(Dataset rows describing interfaces)
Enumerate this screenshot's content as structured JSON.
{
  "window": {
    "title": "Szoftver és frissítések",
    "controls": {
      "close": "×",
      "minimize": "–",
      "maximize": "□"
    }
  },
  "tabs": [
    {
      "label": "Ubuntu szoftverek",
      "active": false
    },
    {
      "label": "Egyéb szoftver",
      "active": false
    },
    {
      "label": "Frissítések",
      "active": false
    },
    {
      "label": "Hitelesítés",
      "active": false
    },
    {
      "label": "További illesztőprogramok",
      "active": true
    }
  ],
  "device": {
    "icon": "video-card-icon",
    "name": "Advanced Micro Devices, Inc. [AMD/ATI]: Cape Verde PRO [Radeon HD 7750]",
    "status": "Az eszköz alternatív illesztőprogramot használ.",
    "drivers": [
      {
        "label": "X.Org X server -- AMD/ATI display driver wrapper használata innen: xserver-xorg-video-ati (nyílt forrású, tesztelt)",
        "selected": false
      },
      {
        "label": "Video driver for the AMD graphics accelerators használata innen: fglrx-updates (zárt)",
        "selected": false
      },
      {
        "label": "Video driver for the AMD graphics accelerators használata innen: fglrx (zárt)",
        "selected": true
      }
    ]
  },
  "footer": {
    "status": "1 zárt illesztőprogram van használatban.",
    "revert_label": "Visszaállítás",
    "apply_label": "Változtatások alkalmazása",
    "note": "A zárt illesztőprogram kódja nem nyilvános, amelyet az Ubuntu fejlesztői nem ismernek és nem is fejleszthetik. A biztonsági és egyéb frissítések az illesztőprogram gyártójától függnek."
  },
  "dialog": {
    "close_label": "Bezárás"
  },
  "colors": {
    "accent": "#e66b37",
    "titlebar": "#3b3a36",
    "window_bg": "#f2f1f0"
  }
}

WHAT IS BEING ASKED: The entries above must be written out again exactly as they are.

ANSWER BOX:
Enumerate this screenshot's content as structured JSON.
{
  "window": {
    "title": "Szoftver és frissítések",
    "controls": {
      "close": "×",
      "minimize": "–",
      "maximize": "□"
    }
  },
  "tabs": [
    {
      "label": "Ubuntu szoftverek",
      "active": false
    },
    {
      "label": "Egyéb szoftver",
      "active": false
    },
    {
      "label": "Frissítések",
      "active": false
    },
    {
      "label": "Hitelesítés",
      "active": false
    },
    {
      "label": "További illesztőprogramok",
      "active": true
    }
  ],
  "device": {
    "icon": "video-card-icon",
    "name": "Advanced Micro Devices, Inc. [AMD/ATI]: Cape Verde PRO [Radeon HD 7750]",
    "status": "Az eszköz alternatív illesztőprogramot használ.",
    "drivers": [
      {
        "label": "X.Org X server -- AMD/ATI display driver wrapper használata innen: xserver-xorg-video-ati (nyílt forrású, tesztelt)",
        "selected": false
      },
      {
        "label": "Video driver for the AMD graphics accelerators használata innen: fglrx-updates (zárt)",
        "selected": false
      },
      {
        "label": "Video driver for the AMD graphics accelerators használata innen: fglrx (zárt)",
        "selected": true
      }
    ]
  },
  "footer": {
    "status": "1 zárt illesztőprogram van használatban.",
    "revert_label": "Visszaállítás",
    "apply_label": "Változtatások alkalmazása",
    "note": "A zárt illesztőprogram kódja nem nyilvános, amelyet az Ubuntu fejlesztői nem ismernek és nem is fejleszthetik. A biztonsági és egyéb frissítések az illesztőprogram gyártójától függnek."
  },
  "dialog": {
    "close_label": "Bezárás"
  },
  "colors": {
    "accent": "#e66b37",
    "titlebar": "#3b3a36",
    "window_bg": "#f2f1f0"
  }
}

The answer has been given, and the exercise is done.